**WHAT YOU SHOULD DO:** Your answer must consist of every line from the data below that includes the word "Slip".

(Records excerpted from a collection)
__________________________________________________
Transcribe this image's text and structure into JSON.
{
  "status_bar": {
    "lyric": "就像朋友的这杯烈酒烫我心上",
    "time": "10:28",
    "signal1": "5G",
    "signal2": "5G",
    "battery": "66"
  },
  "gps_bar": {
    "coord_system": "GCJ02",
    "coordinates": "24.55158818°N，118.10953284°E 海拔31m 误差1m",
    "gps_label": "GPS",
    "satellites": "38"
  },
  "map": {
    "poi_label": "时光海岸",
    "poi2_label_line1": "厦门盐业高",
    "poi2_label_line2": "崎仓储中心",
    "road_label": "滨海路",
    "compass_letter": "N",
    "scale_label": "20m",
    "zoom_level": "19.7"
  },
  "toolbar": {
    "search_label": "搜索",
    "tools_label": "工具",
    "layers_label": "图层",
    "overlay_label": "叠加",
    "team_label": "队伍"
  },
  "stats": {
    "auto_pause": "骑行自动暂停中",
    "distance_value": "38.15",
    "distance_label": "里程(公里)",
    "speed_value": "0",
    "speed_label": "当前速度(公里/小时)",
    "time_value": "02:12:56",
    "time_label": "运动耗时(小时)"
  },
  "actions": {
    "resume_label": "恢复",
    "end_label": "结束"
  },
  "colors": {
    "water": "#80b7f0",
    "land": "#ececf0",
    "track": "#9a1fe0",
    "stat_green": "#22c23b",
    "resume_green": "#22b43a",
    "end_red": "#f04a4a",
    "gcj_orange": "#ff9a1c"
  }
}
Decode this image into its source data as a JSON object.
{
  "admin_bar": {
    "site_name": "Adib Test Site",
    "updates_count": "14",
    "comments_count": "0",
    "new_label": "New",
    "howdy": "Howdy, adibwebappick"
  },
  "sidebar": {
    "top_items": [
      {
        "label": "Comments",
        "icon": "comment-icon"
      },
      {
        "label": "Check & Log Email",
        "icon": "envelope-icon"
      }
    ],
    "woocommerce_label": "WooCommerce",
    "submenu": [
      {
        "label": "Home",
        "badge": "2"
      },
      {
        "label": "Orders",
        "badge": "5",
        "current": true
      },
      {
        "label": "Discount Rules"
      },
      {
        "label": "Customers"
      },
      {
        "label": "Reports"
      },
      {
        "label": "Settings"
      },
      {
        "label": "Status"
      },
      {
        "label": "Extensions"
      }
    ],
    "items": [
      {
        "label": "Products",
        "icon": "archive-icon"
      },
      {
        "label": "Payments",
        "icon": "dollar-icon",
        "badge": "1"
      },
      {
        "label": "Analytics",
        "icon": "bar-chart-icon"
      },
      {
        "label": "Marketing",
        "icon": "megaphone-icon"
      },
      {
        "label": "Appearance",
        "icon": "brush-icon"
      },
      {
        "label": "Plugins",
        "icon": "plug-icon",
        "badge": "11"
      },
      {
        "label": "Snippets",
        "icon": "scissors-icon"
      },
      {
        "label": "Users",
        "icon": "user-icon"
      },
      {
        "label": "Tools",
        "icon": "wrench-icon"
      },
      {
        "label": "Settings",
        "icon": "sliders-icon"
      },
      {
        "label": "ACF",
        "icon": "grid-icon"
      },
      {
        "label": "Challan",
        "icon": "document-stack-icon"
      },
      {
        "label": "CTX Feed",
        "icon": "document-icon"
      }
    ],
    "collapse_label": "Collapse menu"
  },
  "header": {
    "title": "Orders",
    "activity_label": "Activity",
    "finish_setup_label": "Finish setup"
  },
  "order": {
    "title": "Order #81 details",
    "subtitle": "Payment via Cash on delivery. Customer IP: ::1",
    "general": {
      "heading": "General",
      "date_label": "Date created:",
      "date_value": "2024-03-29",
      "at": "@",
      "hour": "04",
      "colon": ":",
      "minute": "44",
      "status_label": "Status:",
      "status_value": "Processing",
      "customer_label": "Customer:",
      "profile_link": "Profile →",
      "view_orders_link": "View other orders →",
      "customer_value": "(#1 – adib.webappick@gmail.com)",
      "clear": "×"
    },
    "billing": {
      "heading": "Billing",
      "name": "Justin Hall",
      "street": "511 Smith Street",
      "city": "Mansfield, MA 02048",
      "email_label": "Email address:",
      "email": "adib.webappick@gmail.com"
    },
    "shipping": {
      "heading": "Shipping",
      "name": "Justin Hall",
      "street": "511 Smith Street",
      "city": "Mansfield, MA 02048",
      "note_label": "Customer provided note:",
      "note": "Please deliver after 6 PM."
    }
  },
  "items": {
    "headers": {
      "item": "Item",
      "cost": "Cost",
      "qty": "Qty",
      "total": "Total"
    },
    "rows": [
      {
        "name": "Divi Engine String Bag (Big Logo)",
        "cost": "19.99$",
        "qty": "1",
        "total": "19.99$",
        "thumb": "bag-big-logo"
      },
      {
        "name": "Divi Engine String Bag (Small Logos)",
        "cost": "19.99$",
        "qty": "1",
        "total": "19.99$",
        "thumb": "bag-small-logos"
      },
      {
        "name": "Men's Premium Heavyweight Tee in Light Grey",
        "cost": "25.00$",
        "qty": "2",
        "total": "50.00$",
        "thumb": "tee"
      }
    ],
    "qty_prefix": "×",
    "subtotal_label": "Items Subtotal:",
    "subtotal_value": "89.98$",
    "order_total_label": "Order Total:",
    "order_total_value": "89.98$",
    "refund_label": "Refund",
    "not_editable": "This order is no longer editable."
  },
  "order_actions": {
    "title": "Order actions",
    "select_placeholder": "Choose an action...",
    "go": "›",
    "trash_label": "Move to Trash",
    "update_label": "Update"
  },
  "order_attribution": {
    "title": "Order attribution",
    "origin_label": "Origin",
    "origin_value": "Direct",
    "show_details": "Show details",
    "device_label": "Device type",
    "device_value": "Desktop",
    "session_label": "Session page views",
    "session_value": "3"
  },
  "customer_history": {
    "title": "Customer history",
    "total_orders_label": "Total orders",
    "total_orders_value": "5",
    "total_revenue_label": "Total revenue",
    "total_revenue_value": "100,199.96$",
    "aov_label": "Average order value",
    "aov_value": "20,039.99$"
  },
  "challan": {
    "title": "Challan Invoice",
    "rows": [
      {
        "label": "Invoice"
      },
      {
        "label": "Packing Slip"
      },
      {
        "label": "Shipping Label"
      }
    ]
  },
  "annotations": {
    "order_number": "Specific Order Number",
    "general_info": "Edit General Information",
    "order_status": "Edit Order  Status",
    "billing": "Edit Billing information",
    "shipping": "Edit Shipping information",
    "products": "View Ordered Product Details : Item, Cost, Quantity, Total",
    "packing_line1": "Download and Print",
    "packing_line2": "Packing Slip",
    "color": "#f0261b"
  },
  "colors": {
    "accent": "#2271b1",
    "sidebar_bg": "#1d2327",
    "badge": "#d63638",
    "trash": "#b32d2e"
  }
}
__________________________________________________
**RESPONSE AREA:**
        "label": "Packing Slip"
    "packing_line2": "Packing Slip",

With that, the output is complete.